▸ **Given entries**
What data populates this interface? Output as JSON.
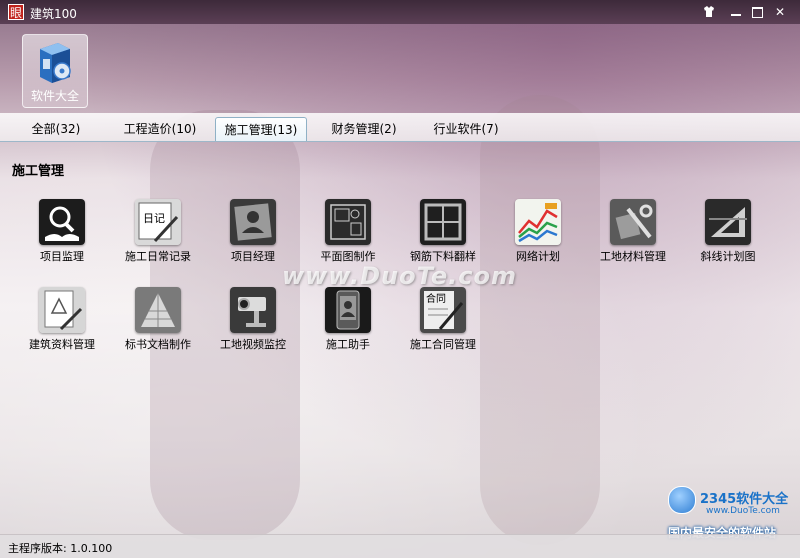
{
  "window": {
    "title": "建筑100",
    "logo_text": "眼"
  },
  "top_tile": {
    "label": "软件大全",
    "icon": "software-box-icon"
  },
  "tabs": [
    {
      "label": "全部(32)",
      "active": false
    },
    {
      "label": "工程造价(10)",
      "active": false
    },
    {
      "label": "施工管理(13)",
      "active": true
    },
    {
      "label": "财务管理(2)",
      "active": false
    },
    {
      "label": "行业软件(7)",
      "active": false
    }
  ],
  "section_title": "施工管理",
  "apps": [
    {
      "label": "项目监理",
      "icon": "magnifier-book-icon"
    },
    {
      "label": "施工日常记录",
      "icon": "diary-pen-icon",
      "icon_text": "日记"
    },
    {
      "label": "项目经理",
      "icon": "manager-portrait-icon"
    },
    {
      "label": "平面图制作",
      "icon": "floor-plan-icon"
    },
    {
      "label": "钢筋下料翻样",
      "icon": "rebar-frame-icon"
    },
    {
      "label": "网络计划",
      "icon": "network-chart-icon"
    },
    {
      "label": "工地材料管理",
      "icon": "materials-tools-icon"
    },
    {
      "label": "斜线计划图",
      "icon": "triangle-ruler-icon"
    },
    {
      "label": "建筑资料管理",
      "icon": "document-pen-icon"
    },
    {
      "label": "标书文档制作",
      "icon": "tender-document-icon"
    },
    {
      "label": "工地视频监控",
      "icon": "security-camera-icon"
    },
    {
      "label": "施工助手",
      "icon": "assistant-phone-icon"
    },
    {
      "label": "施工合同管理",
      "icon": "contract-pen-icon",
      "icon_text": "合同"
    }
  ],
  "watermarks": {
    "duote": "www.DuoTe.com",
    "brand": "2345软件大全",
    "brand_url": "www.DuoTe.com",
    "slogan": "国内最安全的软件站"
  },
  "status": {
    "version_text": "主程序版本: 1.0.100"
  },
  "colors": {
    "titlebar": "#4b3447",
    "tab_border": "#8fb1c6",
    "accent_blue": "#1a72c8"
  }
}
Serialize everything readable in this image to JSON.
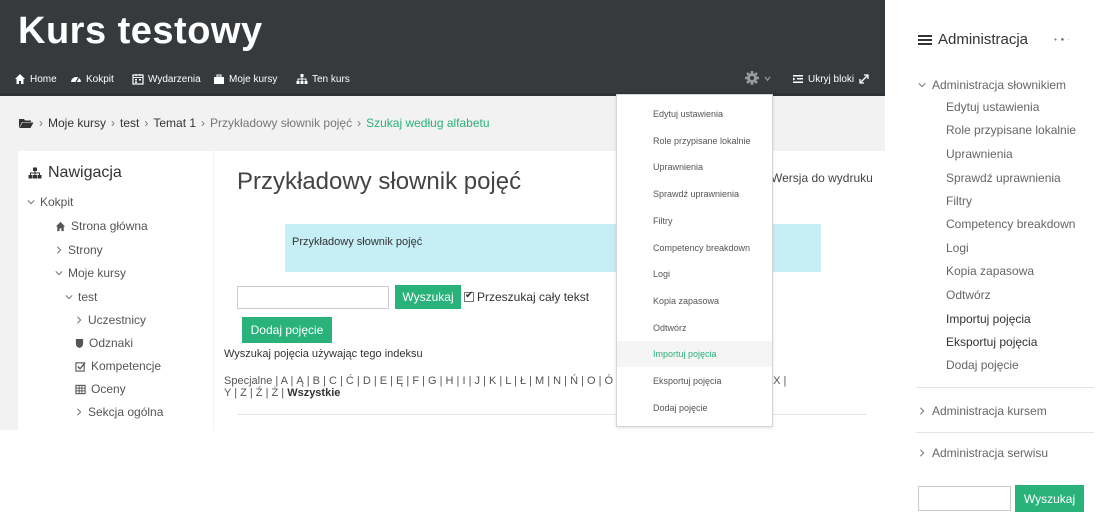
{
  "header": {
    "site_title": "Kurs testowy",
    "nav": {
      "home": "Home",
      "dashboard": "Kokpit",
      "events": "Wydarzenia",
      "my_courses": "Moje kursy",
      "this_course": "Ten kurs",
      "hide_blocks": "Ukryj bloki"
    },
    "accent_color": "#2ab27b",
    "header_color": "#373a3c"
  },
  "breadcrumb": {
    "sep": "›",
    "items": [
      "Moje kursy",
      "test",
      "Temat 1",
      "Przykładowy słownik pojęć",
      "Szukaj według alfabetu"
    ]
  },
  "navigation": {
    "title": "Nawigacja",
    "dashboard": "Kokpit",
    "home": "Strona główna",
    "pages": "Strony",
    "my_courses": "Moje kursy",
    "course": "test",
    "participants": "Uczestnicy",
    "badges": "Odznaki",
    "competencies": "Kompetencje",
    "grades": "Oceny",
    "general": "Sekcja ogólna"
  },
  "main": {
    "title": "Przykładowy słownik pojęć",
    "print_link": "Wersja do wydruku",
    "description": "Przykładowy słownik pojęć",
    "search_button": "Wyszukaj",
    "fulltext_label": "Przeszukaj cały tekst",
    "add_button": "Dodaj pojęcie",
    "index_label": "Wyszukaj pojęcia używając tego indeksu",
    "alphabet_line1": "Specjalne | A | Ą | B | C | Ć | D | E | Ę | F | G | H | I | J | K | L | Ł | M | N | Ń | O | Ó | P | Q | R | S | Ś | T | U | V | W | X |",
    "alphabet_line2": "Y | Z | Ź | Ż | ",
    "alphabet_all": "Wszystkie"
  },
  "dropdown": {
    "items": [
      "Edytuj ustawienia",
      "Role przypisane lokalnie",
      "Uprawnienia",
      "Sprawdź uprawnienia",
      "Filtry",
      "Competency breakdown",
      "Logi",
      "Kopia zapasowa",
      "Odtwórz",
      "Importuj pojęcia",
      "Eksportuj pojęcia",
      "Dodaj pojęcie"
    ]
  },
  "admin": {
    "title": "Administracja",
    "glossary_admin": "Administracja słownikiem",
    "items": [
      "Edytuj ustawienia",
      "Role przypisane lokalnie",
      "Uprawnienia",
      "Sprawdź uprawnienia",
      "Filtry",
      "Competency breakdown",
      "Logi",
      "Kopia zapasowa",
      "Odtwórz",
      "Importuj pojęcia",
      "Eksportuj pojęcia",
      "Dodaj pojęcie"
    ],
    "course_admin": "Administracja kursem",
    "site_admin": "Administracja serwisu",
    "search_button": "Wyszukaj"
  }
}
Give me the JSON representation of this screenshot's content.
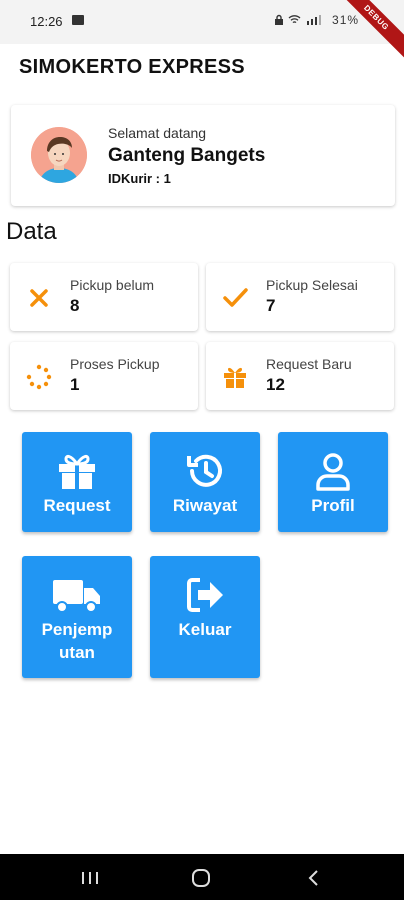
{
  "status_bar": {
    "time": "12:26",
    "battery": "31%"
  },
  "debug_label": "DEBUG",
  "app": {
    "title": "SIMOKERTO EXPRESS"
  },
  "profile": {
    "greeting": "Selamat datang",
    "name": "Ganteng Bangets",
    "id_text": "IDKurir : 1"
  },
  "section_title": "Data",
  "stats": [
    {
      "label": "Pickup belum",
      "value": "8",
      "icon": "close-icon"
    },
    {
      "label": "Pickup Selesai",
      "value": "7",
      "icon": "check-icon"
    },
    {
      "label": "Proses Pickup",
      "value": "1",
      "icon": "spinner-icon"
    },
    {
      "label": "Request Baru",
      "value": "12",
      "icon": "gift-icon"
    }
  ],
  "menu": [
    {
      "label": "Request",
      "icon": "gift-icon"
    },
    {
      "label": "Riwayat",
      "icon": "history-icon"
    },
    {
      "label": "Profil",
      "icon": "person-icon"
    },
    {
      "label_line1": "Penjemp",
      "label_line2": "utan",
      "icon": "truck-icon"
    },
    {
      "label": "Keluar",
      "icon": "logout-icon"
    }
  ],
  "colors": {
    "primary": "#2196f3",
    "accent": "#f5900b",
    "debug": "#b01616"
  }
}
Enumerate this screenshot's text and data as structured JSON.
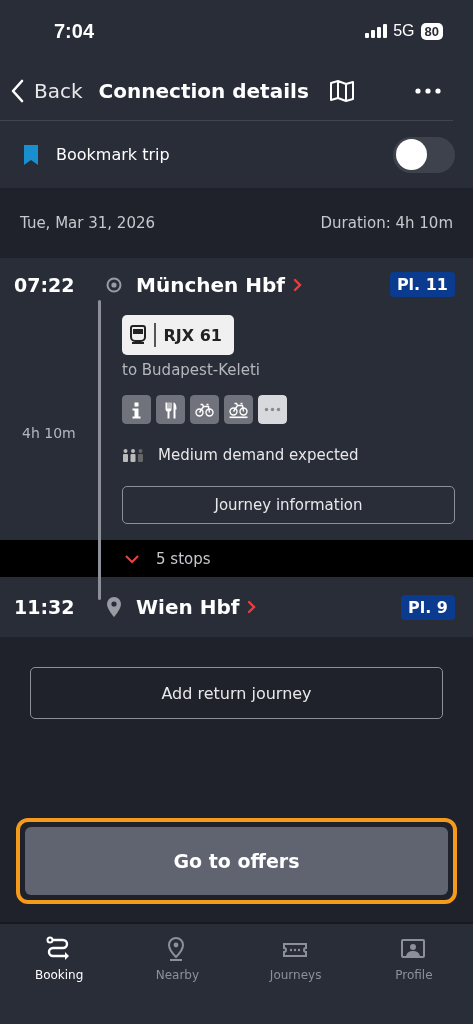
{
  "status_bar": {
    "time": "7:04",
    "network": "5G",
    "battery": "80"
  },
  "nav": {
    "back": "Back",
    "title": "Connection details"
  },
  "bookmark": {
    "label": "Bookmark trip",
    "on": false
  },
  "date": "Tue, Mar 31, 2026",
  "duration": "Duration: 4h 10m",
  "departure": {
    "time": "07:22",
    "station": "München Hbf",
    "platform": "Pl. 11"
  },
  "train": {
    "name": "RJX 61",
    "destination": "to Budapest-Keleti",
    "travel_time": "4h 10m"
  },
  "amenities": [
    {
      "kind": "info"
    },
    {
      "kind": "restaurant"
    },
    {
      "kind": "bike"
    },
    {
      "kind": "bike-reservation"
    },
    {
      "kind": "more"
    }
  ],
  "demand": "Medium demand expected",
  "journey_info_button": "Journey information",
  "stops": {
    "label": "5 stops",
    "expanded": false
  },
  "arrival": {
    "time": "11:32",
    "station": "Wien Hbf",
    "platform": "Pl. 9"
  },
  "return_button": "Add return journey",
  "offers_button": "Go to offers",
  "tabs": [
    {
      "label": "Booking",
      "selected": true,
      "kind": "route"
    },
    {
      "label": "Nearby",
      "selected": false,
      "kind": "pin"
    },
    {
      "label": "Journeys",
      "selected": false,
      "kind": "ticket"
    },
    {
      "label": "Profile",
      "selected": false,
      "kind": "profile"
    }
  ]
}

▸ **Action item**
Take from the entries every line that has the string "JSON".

▸ **Answer space**
What data populates this interface? Output as JSON.
Serialize everything readable in this image to JSON.
Give me the JSON representation of this screenshot's content.
Enumerate this screenshot's text and data as structured JSON.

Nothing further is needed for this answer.